## Stored items
------------------------------------------------------------------------

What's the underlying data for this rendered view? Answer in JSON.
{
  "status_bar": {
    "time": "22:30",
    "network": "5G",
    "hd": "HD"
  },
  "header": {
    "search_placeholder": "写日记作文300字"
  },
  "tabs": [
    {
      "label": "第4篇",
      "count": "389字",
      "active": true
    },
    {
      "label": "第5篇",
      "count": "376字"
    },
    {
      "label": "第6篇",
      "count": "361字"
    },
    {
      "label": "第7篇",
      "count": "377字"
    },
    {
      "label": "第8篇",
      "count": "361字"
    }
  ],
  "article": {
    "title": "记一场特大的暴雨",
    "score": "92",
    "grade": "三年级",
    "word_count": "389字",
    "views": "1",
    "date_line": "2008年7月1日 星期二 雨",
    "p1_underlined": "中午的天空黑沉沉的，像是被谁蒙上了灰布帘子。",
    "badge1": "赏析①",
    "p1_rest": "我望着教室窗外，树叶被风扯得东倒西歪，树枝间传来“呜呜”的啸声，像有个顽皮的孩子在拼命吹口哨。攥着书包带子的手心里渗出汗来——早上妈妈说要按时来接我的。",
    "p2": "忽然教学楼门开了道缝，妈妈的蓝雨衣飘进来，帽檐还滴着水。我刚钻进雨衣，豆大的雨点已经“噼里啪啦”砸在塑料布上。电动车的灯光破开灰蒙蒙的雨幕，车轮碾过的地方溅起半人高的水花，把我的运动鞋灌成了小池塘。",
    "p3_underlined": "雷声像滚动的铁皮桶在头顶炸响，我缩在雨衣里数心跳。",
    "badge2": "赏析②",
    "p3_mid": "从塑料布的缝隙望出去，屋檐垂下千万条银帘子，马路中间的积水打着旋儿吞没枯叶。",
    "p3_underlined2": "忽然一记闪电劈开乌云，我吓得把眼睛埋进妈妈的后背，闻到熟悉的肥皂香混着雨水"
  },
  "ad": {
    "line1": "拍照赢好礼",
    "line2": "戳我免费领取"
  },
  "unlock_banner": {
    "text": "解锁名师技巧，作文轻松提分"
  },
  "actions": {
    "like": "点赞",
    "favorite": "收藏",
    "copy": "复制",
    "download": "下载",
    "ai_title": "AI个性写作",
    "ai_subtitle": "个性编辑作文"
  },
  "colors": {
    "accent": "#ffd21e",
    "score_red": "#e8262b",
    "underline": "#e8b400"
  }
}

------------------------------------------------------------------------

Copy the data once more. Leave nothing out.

## REPLY TO THE TASK
What's the underlying data for this rendered view? Answer in JSON.
{
  "status_bar": {
    "time": "22:30",
    "network": "5G",
    "hd": "HD"
  },
  "header": {
    "search_placeholder": "写日记作文300字"
  },
  "tabs": [
    {
      "label": "第4篇",
      "count": "389字",
      "active": true
    },
    {
      "label": "第5篇",
      "count": "376字"
    },
    {
      "label": "第6篇",
      "count": "361字"
    },
    {
      "label": "第7篇",
      "count": "377字"
    },
    {
      "label": "第8篇",
      "count": "361字"
    }
  ],
  "article": {
    "title": "记一场特大的暴雨",
    "score": "92",
    "grade": "三年级",
    "word_count": "389字",
    "views": "1",
    "date_line": "2008年7月1日 星期二 雨",
    "p1_underlined": "中午的天空黑沉沉的，像是被谁蒙上了灰布帘子。",
    "badge1": "赏析①",
    "p1_rest": "我望着教室窗外，树叶被风扯得东倒西歪，树枝间传来“呜呜”的啸声，像有个顽皮的孩子在拼命吹口哨。攥着书包带子的手心里渗出汗来——早上妈妈说要按时来接我的。",
    "p2": "忽然教学楼门开了道缝，妈妈的蓝雨衣飘进来，帽檐还滴着水。我刚钻进雨衣，豆大的雨点已经“噼里啪啦”砸在塑料布上。电动车的灯光破开灰蒙蒙的雨幕，车轮碾过的地方溅起半人高的水花，把我的运动鞋灌成了小池塘。",
    "p3_underlined": "雷声像滚动的铁皮桶在头顶炸响，我缩在雨衣里数心跳。",
    "badge2": "赏析②",
    "p3_mid": "从塑料布的缝隙望出去，屋檐垂下千万条银帘子，马路中间的积水打着旋儿吞没枯叶。",
    "p3_underlined2": "忽然一记闪电劈开乌云，我吓得把眼睛埋进妈妈的后背，闻到熟悉的肥皂香混着雨水"
  },
  "ad": {
    "line1": "拍照赢好礼",
    "line2": "戳我免费领取"
  },
  "unlock_banner": {
    "text": "解锁名师技巧，作文轻松提分"
  },
  "actions": {
    "like": "点赞",
    "favorite": "收藏",
    "copy": "复制",
    "download": "下载",
    "ai_title": "AI个性写作",
    "ai_subtitle": "个性编辑作文"
  },
  "colors": {
    "accent": "#ffd21e",
    "score_red": "#e8262b",
    "underline": "#e8b400"
  }
}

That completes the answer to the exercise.